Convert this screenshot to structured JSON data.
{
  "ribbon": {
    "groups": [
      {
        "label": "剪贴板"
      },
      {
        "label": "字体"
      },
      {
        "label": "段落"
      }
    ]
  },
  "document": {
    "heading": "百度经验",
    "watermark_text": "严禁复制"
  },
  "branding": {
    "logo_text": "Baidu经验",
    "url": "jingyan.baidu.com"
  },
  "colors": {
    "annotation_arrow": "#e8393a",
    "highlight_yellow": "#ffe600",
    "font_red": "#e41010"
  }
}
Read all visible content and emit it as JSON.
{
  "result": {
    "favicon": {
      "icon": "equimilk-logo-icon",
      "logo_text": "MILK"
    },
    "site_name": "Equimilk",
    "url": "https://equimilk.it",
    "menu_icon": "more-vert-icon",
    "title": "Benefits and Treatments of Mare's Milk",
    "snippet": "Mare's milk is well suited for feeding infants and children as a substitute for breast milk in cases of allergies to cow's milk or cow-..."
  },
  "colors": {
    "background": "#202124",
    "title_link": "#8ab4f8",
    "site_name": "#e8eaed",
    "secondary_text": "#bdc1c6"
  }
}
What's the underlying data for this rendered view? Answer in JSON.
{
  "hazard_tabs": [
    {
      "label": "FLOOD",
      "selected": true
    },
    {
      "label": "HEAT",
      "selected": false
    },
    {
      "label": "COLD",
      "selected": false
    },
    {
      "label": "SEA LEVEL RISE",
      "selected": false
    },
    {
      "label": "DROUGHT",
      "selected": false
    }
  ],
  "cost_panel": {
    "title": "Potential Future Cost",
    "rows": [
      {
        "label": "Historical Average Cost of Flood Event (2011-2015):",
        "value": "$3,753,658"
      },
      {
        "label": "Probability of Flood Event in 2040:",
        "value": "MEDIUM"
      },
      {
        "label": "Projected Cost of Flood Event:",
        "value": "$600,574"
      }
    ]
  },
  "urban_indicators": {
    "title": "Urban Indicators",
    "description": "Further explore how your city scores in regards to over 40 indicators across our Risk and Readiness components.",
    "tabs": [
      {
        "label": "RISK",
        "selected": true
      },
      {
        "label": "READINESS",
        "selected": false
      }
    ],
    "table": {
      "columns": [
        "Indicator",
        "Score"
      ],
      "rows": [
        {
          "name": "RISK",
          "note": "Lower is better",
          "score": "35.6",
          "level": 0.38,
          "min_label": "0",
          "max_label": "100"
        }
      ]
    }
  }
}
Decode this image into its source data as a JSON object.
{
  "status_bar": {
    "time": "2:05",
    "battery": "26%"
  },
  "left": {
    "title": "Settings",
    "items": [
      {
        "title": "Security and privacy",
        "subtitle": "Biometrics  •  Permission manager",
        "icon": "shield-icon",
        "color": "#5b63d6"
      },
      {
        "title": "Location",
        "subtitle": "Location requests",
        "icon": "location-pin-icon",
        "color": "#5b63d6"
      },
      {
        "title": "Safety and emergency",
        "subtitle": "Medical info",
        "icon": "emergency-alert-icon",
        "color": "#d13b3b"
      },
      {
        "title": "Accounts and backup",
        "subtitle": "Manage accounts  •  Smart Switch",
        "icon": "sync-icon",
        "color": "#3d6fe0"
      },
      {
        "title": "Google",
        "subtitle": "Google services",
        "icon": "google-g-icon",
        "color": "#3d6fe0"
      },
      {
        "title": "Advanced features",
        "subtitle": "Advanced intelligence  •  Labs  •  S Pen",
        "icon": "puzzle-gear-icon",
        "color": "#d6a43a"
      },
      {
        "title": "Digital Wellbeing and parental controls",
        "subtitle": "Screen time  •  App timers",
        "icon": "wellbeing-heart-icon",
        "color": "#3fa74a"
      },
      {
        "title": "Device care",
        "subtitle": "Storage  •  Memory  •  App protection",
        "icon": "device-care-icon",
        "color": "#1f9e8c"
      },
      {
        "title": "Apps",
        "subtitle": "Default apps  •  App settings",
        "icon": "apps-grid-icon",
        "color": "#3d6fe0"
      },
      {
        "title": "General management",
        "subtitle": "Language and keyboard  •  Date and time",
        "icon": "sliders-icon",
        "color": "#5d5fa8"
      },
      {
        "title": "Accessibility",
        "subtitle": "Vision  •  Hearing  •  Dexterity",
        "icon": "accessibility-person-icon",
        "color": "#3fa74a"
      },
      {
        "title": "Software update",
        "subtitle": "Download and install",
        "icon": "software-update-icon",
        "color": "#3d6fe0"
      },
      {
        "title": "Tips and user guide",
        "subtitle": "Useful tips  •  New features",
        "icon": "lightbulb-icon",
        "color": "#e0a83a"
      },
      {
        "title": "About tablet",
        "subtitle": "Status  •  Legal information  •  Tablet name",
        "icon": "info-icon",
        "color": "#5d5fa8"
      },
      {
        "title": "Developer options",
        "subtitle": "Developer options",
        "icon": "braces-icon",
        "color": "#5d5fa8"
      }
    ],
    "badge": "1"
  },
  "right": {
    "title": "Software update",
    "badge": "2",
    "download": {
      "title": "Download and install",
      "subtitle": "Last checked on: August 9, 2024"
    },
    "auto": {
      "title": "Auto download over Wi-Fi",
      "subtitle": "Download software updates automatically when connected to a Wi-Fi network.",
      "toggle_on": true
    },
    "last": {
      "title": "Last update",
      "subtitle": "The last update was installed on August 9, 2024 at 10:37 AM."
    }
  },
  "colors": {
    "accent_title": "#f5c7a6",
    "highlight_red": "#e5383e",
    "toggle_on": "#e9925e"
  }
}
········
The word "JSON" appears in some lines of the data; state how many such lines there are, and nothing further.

**REPLY:**
4